    • Noortje Uphoff & Annie Quick: Born in Bradford – Studying maternal and child health in an ethnically diverse population with marked social inequality.
  • Jeff Evans: Governing by Numbers in the Globalising World – PIAAC and the international assessment of adult numeracy. View presentation. No video available.

3:30: Coffee Session 4 – 4:00: “Futures for the New Generation (and the next riots)”

This session explores transgenerational futures – education, housing, jobs and other areas.

Stewart Lansley: “Inequality: Its role in the crash and the crisis”
The speaker examines the extent to which inequality caused the 2008 crash and the current crisis, what has been happening to income gaps in the UK and the US , and what can be done to return inequality to the levels of the first post-war decades.

Stewart Lansley is Visiting Fellow at the Townsend Centre for International Poverty Research and the author of The Cost of Inequality: Why Economic Equality is Essential for Recovery , Gibson Square, 2012.

View presentation.

5:00: Close

This conference is part of the Radical Statistics weekend which also includes (all located at the Priory Centre):

Friday 22nd      6-9pm Social event and meal
Saturday 23rd  8-11pm 1st York Radical Cabaret, brought to you by Rory Motion, of Glastonbury and Radio 4.
Sunday 24th:  10.30am Radical Statistics Annual General Meeting – All welcome.
12:00 Guided tour of York  led by Stephen Lusty (official York tour guide and Chair of the Yorkshire Philosophical Society)

For programme queries please email the conference organiser, John Bibby.
For general inquiries email the RadStats administrator, Alistair Cairns.

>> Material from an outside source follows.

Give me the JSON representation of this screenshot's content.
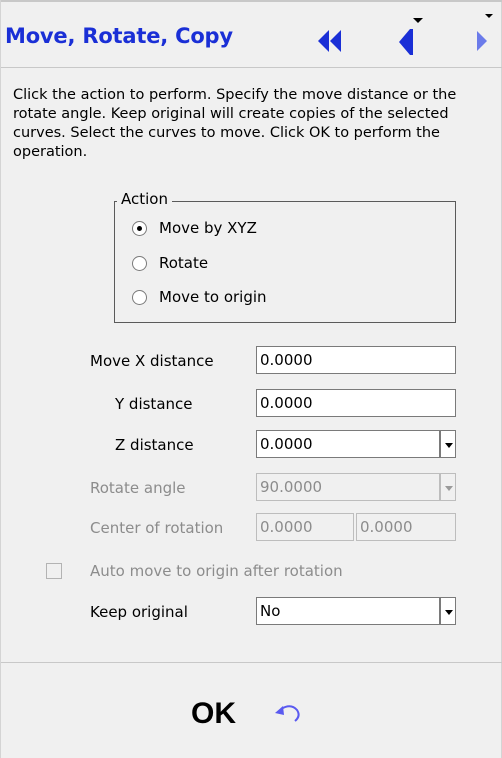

It may be possible to arrange accommodation with RadStats members in the area.
Ace Hotel/hostel is very nearby and recommended or view a list of local accommodation.
– Please stay for the weekend if you can!